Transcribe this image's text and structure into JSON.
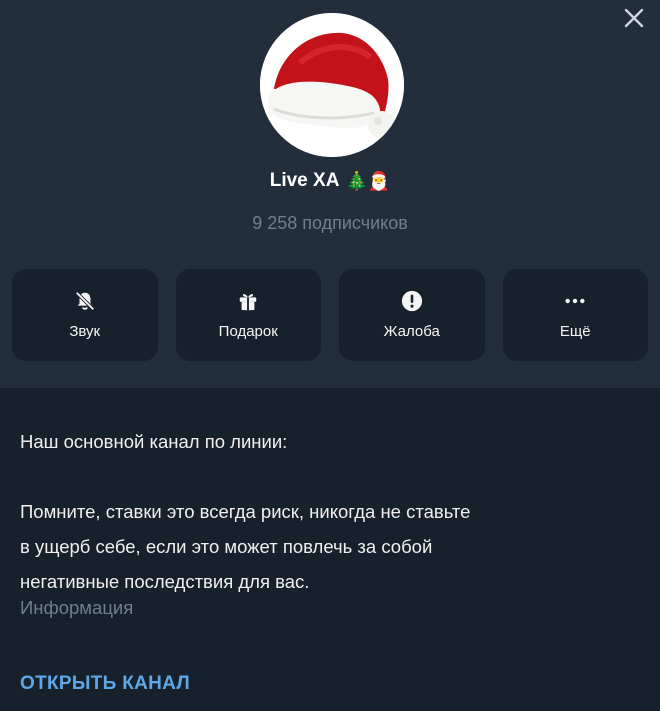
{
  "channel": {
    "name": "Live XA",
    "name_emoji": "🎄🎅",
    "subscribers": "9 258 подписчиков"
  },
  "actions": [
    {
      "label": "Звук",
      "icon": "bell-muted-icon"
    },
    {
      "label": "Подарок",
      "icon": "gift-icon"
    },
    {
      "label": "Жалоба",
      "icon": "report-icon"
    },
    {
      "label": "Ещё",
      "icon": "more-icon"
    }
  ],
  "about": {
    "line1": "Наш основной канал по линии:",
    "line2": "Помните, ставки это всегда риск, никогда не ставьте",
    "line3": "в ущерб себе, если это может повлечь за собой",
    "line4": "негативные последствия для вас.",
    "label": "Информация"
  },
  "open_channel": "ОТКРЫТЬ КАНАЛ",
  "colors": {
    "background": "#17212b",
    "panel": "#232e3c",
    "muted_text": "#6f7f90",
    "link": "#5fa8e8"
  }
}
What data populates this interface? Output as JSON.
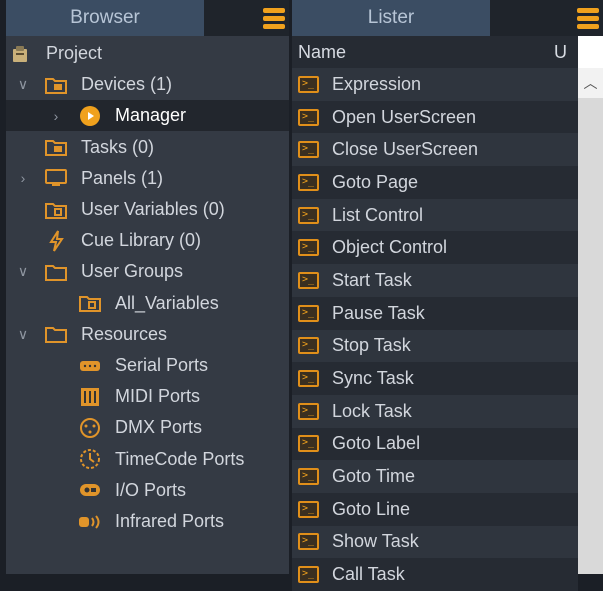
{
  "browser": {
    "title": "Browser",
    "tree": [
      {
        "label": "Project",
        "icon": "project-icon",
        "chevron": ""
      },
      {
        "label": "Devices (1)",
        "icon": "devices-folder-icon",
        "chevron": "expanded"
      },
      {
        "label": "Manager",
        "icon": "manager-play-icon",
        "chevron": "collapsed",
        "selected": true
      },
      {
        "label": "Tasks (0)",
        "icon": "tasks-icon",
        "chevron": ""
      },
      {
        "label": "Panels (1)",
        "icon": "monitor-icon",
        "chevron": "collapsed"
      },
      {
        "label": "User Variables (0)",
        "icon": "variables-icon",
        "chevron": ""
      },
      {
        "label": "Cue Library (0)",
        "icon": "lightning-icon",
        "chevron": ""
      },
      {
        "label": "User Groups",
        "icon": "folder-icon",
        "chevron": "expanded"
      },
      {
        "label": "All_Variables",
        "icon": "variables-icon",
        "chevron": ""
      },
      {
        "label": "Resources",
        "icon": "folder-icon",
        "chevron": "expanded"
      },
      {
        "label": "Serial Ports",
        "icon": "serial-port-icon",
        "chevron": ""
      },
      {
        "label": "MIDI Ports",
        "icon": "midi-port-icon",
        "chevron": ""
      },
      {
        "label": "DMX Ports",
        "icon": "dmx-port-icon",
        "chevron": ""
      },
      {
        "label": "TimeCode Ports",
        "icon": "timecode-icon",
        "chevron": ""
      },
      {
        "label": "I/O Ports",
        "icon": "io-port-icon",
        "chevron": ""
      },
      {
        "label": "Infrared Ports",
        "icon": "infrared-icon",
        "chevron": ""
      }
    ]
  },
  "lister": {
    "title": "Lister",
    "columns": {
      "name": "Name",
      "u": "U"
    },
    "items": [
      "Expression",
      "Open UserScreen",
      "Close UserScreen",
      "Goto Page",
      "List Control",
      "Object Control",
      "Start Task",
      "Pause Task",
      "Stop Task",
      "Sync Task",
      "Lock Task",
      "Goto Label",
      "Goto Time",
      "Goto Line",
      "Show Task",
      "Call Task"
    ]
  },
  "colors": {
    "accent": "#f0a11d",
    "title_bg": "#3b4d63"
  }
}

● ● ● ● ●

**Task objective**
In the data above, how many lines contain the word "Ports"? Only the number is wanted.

**Result for this task**
6